Broiled Shrimp with Mustard and Tarragon

Adapted from Bon Appetit: Fast, Easy, Fresh

  • 1/3 cup dijon mustard
  • 3 tablespoons olive oil
  • 1 green onion, minced
  • 1 1/2 tablespoons minced fresh tarragon
  • 1 1/2 pounds raw shrimp, peeled and deveined
  • 8 wood skewers, soaked for 30 minutes

Whisk first four ingredients in a medium bowl to combine.  Add shrimp; toss to coat.  Chill 1 to 3 hours.

Heat broiler and line sheet pan with foil.  Thread shrimp onto skewers.  Season with salt and pepper.

Broil shrimp until cooked through, approximately 2 minutes per side.

BAH Note: I’m including the comments from the original post as well.

on 2 June 2009 at 6:13 pm missmobtown said:
I blame Bon Appetit — labeling something as “fast, easy, fresh” when it needs to sit for an hour? Or three? Come ON.
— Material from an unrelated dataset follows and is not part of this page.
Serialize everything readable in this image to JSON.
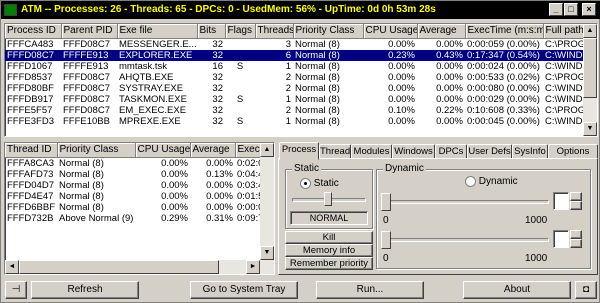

on 3 June 2009 at 7:04 am pmf1852 said:
Indeed, not the quickest meal in the book. We made it again last weekend. Oddly enough, letting it sit longer really didn’t make it taste much different. I think the key is to definitely cook it with high heat. I may have to get over my fear of the broiler and see if that turns up the flavor.

on 27 July 2009 at 8:28 pm Lara said:
Ok, I tried this tonight and both my husband and I thought it was very good but the flavor almost overpowering. Next time I will use less mustard and perhaps half of the marinade recipe. A good make ahead and a great little appy!

on 28 July 2009 at 6:59 am Wendi said:
Would you say it’s a happy appy? Definitely play around with the ingredients to get the taste you like best.

Boathouse Roma Tomato Jam

I  have an affinity for the idea of southern living.  I don’t know if I would enjoy actually living down in Dixie but in my perfect world, life is full of southern grace, charm, and food.  I think it would really depend on where in the south I happened to find myself.

I don’t think I could take the heat and humidity that seems to thrive down south (not that Maryland is any picnic in the summer).  And then there’s the whole tornado thing.  Maryland isn’t much of a tornado alley so the notion of storm cellars and twisters that can level entire neighborhoods makes me kind of uncomfortable.  Maybe it’s just that I’ve seen The Wizard of Oz and Twister too many times not to have a prejudiced notion of what it means to live with the possibility of these storms…god forbid somebody drops a house on me. And then there’s the bugs.  Fire ants, palmetto bugs, and mosquitoes the size of buzzards. My perfect world of southern living does not make accommodation for these pests.

So maybe actual southern living is not for me.  Perhaps I am better served by small doses of southern charm during long weekends away from the Free State. Regardless, thanks to my friend who let me borrow her copy of The Boathouse cookbook, I can bring a taste of that southern food into my own kitchen.  And right now, the south tastes like tomato jam. I wish that I did have a big cellar so that I could make big batches of this and can it for proper long term storage.  In my mind, that’s what my basement is for. Not for seeking refuge from the storm.

I am entering this recipe in the Get Grillin’ Event run by Family Fresh Cooking and Cookin’ Canuck, sponsored by Ile de France CheeseRösleEmile HenryRouxbe and ManPans. This week’s theme is appetizers.  Check out all the entries and submit one of your own!

Roma Tomato Jam

Adapted from The Boathouse

BAH Note: I’ve used this as a sandwich condiment, as a topping on flat bread, and on wee rounds of toasted baguette.  I bet it would be fantastic on a grilled pizza with some lovely, salty feta.

  • 1 container roma tomatoes (I guess there were about 6 or 8 tomatoes), coarsely chopped
  • 1 red onion, sliced thin
  • 1/2 cup brown sugar
  • 1/2 cup balsamic vinegar
  • 2 tablespoons olive oil
  • 1/2 teaspoon kosher salt

Heat olive oil in a large frying pan.  Add chopped tomatoes and onion and saute over medium high heat for about 5 minutes.  Reduce the heat to medium low and add the balsamic and brown sugar.  Stir to combine and continue to cook, stirring occasionally, for approximately 30 minutes or until a jam-like consistency is reached.  I turned off the heat when a spatula run through left a clean trail in the pan.

Serve at room temperature.  Leftovers can be stored in the refrigerator.

{printable recipe}